Tuch hails from Baldwinsville, N.Y., near Syracuse. He skates with the U.S. National Team Development Program based in Michigan. He helped seize a gold medal at the 2013 Under-17s World Hockey Challenge in Canada, and he looks destined to collect more hardware thanks to size and ability.
Tuch measures in at 6'4" and 213 pounds, meaning the huge young forward needs just a little more bulk to approach Eric Lindros proportions. Perhaps instead think of him more like Ryan Kesler, only bigger. Tuch is not a gifted skater, but his stick-handling ability is strong and he uses his hulking frame to shield the puck from defenders.

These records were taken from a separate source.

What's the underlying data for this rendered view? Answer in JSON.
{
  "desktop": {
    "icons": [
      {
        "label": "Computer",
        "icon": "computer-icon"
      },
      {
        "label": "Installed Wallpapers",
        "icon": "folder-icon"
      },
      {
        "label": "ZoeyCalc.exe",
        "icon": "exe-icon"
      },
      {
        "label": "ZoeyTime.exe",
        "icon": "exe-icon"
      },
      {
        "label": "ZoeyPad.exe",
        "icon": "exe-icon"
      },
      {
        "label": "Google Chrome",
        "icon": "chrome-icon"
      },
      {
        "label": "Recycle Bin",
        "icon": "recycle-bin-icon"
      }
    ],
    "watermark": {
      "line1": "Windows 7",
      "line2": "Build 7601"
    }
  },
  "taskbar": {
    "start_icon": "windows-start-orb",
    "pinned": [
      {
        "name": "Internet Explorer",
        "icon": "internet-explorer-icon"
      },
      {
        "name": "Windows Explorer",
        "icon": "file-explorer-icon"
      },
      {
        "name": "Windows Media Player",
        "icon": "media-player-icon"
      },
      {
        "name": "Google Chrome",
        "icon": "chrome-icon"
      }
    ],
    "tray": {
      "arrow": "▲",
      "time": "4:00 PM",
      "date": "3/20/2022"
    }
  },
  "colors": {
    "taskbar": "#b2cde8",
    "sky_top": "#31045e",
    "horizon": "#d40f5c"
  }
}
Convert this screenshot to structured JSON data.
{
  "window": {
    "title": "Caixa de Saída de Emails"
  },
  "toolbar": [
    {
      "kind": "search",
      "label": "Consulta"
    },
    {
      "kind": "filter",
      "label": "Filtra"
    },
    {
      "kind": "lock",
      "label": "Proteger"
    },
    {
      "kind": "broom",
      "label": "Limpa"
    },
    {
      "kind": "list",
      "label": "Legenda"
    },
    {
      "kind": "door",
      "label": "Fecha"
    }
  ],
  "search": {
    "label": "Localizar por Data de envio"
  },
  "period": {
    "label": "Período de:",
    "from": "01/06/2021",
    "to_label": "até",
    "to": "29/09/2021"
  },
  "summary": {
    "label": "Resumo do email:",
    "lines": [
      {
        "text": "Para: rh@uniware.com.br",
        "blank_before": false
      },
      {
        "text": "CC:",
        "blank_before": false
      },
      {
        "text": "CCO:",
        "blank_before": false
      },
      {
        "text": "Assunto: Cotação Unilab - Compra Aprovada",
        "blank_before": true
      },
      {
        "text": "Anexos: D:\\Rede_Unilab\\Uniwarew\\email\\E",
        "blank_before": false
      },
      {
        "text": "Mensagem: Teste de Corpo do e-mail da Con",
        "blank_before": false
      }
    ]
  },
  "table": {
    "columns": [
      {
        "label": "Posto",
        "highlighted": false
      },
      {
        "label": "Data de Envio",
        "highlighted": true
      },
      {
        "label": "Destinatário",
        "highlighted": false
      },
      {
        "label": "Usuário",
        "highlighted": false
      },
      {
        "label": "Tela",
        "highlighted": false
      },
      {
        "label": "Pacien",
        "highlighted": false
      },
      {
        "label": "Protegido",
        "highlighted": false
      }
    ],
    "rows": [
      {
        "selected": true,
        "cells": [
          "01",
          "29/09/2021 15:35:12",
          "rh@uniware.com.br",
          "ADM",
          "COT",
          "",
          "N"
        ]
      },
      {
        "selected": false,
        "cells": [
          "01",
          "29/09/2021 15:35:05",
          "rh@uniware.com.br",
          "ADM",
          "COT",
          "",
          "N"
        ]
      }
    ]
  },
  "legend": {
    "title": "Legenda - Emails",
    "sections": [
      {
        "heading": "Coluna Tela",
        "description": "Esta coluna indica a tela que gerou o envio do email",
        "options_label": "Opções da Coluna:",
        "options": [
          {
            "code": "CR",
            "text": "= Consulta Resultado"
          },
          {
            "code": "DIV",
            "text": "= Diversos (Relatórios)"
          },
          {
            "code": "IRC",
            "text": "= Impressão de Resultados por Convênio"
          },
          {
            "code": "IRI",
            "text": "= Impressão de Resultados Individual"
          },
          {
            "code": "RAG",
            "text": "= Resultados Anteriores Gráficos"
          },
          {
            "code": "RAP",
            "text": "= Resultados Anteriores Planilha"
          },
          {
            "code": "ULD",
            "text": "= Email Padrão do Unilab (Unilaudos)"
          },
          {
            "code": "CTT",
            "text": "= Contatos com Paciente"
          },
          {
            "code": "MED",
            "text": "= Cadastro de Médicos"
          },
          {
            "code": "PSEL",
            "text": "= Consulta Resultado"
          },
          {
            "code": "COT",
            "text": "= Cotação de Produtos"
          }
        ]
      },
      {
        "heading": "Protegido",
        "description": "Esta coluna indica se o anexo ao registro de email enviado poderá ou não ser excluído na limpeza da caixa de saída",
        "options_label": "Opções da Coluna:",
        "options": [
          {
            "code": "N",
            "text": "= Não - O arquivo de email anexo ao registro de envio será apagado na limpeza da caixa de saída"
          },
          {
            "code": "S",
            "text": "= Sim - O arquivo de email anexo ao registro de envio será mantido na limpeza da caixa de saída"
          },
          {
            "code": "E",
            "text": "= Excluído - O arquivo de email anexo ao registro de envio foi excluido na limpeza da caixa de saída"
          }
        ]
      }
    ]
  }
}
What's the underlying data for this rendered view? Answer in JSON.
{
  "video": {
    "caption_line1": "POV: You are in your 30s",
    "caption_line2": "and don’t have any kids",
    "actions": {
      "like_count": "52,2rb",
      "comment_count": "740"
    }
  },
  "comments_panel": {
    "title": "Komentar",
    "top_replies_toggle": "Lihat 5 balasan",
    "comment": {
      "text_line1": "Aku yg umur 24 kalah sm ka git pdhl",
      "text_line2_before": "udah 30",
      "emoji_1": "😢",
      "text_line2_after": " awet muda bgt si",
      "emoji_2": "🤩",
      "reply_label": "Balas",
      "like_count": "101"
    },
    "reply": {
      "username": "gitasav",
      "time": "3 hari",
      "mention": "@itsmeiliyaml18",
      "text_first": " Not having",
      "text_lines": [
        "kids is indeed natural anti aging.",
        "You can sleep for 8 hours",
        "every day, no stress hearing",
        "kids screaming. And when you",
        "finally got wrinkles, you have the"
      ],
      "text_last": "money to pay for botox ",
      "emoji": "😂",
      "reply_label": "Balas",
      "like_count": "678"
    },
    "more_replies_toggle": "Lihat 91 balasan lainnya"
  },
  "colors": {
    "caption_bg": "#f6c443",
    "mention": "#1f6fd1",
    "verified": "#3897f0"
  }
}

Tuch is bound to be an Eagle next season as he steeps himself in the dual pursuits of education and ice hockey. As he told The Hockey News, "I love Boston College, it was my dream school and I wanted to play for a winning program." Kudos to the kid, as he will get a valuable education there on the ice as well.
Nikolaj Ehlers, Left Wing, Canada (Midterm Rank: 22, Final Rank: 13)
Ehlers hails from Denmark, but he's been plying his trade up for Halifax in the Quebec Major Junior Hockey League. At 5'10" and 176 pounds, he a speedy little wing with a nose for the net.
Both NHL.com's Eastern Conference Scout Mock Draft and Provenzano and Pronman's ESPN mock have the Detroit Red Wings locking up Ehlers.
As Pronman sees it, "Ehlers is a really flashy and creative player with the puck who can make defenders look silly. He has a large arsenal of moves with the puck and often will try to find ways to beat defenders who attempt to match him up."
That sounds like both a goal scorer and a ticket-seller for some lucky NHL team, and the Red Wings have the track record of being patient and carefully developing promising European talents.
Ondrej Kase, Left Wing, Czech Republic (Midterm Rank: 16, Final Rank: 8)
Kase is undersized at just 5'10" and 159 pounds, and he lacks the top-notch speed to balance out his lack of bulk. However, he has hockey in his blood with his brother a player at the under-20 level and his father a coach and former player.
As Mike Repertorio of Pro Puck Prospects points out:
(Kase) is a slick, slippery winger, frustrating opposing defenders using his agility, creativity and puck skills. ... He displays great awareness and ability in passing the puck. Despite his smaller size, Kase isn’t afraid to go toe-to-toe with bigger players though, refusing to back down. ... The natural playmaker has done well at the second level of hockey in the Czech Republic, scoring at almost a point per game clip.
Between his low midterm rank and lack of imposing physicality, Kase will likely drop into the second round, but whoever selects him will get a gritty player who skates bigger than his size and brings plenty of potential on offense.
(All player measurements from NHL.com)